_WHAT TO PRODUCE_: Copy out the data below verbatim.

========================================

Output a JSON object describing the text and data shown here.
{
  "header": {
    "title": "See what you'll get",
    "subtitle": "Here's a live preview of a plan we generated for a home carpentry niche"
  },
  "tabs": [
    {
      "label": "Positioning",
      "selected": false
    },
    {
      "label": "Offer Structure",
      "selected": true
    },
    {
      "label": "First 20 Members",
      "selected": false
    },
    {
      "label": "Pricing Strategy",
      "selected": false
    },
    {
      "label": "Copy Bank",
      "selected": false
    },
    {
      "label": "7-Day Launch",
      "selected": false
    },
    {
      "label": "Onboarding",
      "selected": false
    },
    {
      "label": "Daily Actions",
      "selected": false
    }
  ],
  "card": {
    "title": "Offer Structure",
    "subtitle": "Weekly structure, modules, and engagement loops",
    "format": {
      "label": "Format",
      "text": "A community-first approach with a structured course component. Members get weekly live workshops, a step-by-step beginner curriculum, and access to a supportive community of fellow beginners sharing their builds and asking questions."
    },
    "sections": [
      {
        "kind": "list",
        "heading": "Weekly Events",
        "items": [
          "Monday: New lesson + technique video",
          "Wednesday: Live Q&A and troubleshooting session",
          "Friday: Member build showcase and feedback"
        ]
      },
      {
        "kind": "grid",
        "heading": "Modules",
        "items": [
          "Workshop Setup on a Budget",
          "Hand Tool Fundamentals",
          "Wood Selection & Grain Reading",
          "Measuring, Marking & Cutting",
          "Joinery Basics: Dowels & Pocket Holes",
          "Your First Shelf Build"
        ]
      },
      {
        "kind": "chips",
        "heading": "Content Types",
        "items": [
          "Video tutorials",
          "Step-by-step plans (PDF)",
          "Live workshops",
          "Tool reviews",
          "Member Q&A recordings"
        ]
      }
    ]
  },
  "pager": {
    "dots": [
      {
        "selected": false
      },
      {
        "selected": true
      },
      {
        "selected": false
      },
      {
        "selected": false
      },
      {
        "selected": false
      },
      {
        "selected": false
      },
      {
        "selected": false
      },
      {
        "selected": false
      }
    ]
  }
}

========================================

_OUTPUT_:
Output a JSON object describing the text and data shown here.
{
  "header": {
    "title": "See what you'll get",
    "subtitle": "Here's a live preview of a plan we generated for a home carpentry niche"
  },
  "tabs": [
    {
      "label": "Positioning",
      "selected": false
    },
    {
      "label": "Offer Structure",
      "selected": true
    },
    {
      "label": "First 20 Members",
      "selected": false
    },
    {
      "label": "Pricing Strategy",
      "selected": false
    },
    {
      "label": "Copy Bank",
      "selected": false
    },
    {
      "label": "7-Day Launch",
      "selected": false
    },
    {
      "label": "Onboarding",
      "selected": false
    },
    {
      "label": "Daily Actions",
      "selected": false
    }
  ],
  "card": {
    "title": "Offer Structure",
    "subtitle": "Weekly structure, modules, and engagement loops",
    "format": {
      "label": "Format",
      "text": "A community-first approach with a structured course component. Members get weekly live workshops, a step-by-step beginner curriculum, and access to a supportive community of fellow beginners sharing their builds and asking questions."
    },
    "sections": [
      {
        "kind": "list",
        "heading": "Weekly Events",
        "items": [
          "Monday: New lesson + technique video",
          "Wednesday: Live Q&A and troubleshooting session",
          "Friday: Member build showcase and feedback"
        ]
      },
      {
        "kind": "grid",
        "heading": "Modules",
        "items": [
          "Workshop Setup on a Budget",
          "Hand Tool Fundamentals",
          "Wood Selection & Grain Reading",
          "Measuring, Marking & Cutting",
          "Joinery Basics: Dowels & Pocket Holes",
          "Your First Shelf Build"
        ]
      },
      {
        "kind": "chips",
        "heading": "Content Types",
        "items": [
          "Video tutorials",
          "Step-by-step plans (PDF)",
          "Live workshops",
          "Tool reviews",
          "Member Q&A recordings"
        ]
      }
    ]
  },
  "pager": {
    "dots": [
      {
        "selected": false
      },
      {
        "selected": true
      },
      {
        "selected": false
      },
      {
        "selected": false
      },
      {
        "selected": false
      },
      {
        "selected": false
      },
      {
        "selected": false
      },
      {
        "selected": false
      }
    ]
  }
}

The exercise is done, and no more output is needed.